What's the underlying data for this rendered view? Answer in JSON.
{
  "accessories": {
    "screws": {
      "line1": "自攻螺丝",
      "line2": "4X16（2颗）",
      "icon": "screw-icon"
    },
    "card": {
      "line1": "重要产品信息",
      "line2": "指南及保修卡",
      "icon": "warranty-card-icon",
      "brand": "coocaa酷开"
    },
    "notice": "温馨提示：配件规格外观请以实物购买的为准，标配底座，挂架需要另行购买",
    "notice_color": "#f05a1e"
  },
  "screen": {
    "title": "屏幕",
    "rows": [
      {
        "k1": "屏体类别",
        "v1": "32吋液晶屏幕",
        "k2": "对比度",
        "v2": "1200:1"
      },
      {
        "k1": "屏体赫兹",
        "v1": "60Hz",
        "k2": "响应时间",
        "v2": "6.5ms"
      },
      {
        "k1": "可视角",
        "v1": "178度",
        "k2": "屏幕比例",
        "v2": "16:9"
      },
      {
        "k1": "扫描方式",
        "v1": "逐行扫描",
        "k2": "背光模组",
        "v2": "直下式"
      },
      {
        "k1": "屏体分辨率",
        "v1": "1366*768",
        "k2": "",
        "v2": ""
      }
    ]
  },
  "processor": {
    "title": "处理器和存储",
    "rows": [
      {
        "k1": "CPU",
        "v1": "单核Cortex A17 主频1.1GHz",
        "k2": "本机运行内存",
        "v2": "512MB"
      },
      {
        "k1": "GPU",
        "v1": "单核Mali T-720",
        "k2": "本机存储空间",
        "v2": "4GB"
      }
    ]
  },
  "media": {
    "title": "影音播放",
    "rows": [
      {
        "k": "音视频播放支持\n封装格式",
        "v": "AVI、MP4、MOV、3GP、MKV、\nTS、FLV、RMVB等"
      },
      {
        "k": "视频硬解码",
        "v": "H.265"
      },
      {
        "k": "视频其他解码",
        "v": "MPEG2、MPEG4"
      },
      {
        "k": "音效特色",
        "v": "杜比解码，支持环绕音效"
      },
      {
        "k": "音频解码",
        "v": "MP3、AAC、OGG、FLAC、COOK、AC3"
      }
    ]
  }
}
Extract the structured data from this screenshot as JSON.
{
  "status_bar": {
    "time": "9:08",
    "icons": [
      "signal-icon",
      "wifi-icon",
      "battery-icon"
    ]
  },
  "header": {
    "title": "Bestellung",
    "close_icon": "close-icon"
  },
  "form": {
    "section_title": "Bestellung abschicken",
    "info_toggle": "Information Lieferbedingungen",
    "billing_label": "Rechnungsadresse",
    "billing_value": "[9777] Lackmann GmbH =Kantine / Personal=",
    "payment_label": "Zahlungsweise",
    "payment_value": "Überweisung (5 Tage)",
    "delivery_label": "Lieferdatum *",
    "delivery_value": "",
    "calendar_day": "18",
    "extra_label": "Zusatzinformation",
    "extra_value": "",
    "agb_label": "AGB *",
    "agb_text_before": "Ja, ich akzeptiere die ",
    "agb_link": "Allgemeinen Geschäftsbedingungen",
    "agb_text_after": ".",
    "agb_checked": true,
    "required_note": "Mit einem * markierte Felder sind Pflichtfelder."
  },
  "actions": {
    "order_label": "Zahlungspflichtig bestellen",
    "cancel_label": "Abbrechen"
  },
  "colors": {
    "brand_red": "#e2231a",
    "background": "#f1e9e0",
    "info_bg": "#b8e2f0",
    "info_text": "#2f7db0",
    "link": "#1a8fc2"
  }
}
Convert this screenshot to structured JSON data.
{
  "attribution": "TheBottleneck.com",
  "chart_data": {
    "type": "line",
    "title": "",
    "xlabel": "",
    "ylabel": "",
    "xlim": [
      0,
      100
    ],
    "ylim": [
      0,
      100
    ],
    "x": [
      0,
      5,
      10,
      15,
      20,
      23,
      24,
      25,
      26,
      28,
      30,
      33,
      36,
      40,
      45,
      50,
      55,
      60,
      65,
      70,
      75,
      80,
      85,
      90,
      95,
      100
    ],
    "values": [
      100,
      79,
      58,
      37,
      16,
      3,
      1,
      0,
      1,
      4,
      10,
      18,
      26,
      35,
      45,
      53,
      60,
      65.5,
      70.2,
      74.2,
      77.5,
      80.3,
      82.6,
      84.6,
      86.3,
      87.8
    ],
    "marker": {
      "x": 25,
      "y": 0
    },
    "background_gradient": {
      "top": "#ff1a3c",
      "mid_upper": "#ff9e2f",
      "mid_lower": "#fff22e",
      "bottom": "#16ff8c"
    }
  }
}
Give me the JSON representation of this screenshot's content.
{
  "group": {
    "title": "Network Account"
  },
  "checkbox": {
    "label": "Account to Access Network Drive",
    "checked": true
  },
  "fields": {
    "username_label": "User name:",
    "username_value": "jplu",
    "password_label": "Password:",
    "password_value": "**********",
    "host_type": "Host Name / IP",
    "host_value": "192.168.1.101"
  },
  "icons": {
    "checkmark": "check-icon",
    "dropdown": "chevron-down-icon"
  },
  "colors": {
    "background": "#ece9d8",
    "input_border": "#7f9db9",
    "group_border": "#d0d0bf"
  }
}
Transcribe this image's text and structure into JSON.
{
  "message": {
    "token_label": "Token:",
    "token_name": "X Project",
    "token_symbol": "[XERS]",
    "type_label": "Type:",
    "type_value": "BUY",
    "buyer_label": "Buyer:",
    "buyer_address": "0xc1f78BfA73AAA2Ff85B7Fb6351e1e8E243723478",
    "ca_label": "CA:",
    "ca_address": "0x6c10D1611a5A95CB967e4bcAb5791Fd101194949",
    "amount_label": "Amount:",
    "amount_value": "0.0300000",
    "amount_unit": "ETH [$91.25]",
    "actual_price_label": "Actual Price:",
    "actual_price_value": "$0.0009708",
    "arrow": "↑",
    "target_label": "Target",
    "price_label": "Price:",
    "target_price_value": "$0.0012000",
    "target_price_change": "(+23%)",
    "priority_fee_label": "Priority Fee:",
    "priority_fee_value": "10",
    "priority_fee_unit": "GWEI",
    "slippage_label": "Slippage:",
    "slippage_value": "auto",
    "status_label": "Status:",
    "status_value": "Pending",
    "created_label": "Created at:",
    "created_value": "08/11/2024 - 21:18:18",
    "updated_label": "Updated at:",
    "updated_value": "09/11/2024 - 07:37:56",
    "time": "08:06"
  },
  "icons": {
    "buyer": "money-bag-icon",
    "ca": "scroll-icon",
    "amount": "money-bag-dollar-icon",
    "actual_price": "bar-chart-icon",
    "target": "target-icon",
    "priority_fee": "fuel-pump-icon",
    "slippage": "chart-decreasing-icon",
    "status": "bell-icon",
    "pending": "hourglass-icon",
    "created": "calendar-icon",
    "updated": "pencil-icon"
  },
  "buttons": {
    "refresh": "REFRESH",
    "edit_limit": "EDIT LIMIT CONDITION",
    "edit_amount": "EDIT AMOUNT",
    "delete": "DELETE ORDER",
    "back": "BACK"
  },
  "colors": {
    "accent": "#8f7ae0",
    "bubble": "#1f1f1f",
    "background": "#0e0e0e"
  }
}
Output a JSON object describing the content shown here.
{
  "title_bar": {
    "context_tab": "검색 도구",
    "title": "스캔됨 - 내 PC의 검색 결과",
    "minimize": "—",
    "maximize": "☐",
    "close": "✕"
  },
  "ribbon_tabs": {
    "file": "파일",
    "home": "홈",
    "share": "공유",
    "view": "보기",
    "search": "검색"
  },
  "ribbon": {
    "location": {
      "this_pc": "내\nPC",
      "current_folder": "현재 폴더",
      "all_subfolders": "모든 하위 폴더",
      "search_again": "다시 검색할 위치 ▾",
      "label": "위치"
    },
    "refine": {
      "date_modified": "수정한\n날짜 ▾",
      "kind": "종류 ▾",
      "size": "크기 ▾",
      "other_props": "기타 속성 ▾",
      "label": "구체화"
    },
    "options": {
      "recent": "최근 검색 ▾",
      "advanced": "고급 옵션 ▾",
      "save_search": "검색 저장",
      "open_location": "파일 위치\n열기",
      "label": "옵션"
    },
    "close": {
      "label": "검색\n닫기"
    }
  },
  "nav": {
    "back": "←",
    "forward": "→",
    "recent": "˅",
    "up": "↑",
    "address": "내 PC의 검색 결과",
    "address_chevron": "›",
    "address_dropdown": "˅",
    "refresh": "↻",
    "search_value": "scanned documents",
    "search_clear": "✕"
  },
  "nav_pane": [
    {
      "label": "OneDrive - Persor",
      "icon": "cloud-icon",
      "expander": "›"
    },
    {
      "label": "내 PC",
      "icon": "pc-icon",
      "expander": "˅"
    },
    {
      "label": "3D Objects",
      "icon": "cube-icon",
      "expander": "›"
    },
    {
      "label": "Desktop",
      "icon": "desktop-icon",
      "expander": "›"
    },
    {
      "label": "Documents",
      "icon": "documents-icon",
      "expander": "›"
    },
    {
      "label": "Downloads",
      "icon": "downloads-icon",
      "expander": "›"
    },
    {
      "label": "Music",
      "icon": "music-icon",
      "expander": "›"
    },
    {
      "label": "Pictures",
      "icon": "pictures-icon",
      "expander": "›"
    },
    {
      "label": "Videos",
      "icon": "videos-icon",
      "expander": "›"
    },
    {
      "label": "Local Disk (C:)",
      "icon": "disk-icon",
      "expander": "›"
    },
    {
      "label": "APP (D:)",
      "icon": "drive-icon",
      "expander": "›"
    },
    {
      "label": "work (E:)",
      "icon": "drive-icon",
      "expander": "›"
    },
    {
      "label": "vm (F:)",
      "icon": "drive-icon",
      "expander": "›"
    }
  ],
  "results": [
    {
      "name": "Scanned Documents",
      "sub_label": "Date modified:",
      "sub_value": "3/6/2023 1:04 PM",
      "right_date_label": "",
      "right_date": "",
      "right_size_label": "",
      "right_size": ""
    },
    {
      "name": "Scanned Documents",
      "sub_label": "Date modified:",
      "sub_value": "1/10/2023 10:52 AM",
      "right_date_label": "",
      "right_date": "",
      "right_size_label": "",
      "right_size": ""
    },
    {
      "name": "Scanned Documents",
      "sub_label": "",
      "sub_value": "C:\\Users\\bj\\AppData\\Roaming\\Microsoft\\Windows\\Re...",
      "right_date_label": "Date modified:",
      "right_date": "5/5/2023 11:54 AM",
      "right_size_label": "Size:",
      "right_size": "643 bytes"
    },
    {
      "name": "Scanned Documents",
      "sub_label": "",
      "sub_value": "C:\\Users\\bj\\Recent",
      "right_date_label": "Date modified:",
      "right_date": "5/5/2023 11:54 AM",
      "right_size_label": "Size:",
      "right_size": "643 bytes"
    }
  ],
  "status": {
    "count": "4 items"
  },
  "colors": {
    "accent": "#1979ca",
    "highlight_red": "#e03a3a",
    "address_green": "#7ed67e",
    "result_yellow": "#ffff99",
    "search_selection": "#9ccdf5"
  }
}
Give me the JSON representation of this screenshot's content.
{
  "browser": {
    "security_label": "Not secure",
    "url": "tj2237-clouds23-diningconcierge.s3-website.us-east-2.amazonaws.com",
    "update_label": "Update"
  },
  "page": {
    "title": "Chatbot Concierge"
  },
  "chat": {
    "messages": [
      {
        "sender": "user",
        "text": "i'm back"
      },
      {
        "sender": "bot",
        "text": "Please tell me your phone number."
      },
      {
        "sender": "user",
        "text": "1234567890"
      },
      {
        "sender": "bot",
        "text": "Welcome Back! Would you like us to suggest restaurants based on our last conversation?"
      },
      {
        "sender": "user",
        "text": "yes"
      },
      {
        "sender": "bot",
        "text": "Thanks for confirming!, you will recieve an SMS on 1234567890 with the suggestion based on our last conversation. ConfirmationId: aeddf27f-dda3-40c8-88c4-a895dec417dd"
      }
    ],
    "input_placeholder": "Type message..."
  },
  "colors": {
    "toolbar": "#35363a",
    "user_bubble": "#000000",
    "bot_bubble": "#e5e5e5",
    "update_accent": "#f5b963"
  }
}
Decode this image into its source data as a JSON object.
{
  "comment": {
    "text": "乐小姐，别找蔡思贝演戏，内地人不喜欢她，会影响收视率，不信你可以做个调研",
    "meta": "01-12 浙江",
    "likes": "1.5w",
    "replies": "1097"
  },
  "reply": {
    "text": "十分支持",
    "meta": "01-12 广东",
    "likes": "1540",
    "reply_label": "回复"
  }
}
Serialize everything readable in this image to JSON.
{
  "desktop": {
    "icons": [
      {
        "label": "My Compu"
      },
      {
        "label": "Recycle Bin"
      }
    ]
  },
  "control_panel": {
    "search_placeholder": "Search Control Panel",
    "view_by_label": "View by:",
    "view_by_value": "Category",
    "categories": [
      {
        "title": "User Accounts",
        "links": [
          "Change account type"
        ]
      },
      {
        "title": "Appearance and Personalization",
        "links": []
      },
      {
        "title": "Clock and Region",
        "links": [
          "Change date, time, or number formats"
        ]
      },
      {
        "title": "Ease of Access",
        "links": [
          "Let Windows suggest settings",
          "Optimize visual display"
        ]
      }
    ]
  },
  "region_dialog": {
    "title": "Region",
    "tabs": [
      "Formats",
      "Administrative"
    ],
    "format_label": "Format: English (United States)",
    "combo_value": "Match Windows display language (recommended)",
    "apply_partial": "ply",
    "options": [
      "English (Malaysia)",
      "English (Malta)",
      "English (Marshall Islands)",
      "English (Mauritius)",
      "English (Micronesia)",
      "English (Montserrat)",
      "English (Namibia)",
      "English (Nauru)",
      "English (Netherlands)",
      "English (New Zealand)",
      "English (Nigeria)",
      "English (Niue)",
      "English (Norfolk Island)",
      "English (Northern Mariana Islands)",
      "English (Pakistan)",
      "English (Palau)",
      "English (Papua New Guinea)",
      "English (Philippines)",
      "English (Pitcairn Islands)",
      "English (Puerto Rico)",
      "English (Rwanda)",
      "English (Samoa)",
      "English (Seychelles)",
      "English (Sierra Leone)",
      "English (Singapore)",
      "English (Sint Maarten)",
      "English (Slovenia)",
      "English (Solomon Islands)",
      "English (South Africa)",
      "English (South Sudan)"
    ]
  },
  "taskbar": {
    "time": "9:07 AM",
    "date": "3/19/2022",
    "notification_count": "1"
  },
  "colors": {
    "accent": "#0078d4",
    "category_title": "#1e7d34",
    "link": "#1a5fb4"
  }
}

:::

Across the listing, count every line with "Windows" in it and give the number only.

3